How long has it taken to equip these stations with eLockers?
The eLocker project started in Fall 2014, and lockers were gradually rolled out at each station through December 2017. Since the CCJPA does not own the stations, we worked with the individual property owners, in most cases local cities, to obtain the necessary permits and licenses. Each station installation required different designs and agreements, and some stations took longer to complete than others. All in all, because of the complexities, the project took longer than expected, but we’re happy to finally wrap up the eLocker project this month with our final installation at the Oakland Jack London station!


How is the Capitol Corridor planning to accommodate more cyclists?
In our 2016 onboard passenger survey, 13.5% of passengers reported either biking to their station of origin or from their destination station. Demand for bicycle access to our service has been on the rise and is only expected to increase. To meet that demand, we’re taking a two-pronged approach: 1) Providing secure bike parking at stations, and 2) Increasing on board bike storage. The eLockers have helped us address the first goal. We’re in the process of tackling the onboard storage issue.

What are your predictions for how Capitol Corridor bicycle ridership might look in the future?
Ideally, we want a passenger who rides their bicycle as part of a Capitol Corridor trip to have flexibility and confidence in knowing there is a safe place for their bike; whether that is on the train or at the station. That means for those who need a bicycle on both ends of their train ride, there would be adequate onboard bike storage. For those who only need their bike at one end of their trip, adequate secure bike storage would be available at either the origin or destination station. In the future, for those who don’t own a bike or who don’t want to bring a bike on their train trip, there would be bike share options or a bike rental service available at their station of origin or destination.

How are we addressing passenger requests for more bike storage onboard? Why can’t there just be more bike cars added?
We are aware that certain trains do not always have sufficient capacity for bikes, and we’re doing our best to remedy that issue. The obvious answer would be to add more bike cars, and that’s generally what people ask for. Unfortunately, there are only so many bike cars in the Capitol Corridor train fleet, and we simply don’t have enough to accommodate all trains that could use more space for bikes. There is a long-term effort to purchase more train cars for the service; however, this will take at least five to ten years due to the lack of manufacturers in the United States who can produce the type of passenger train cars we need. That said, we’re very close to ordering bike storage racks that will increase on board capacity by 33%. We are also currently working with a consultant to design bike storage for some of our baggage cars.
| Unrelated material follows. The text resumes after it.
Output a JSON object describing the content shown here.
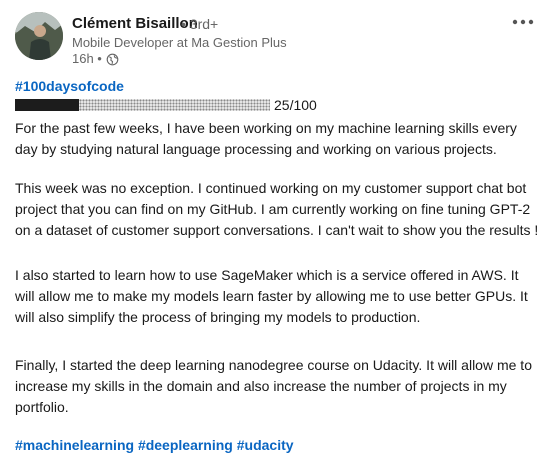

If there won’t be an expansion of bike cars, what can be done to address first- and last-mile transportation for those who want to use bikes?
For those who can’t or don’t want to bring a bike on board the train, we hope first and last mile solutions for bicycles will be provided by bike share or bike rental services. In the Bay Area, there are already Ford GoBike stations near the Berkeley, Emeryville, and San Jose-Diridon stations, and additional locations  are in development. Additionally, in the Sacramento area, an electric bike share program, led by Social Bicycles, is planning to launch sometime in 2018.

Separately, the CCJPA is working with a contractor to develop a folding bike rental service that will be available at select Capitol Corridor stations. Stay tuned for updates about that in 2018!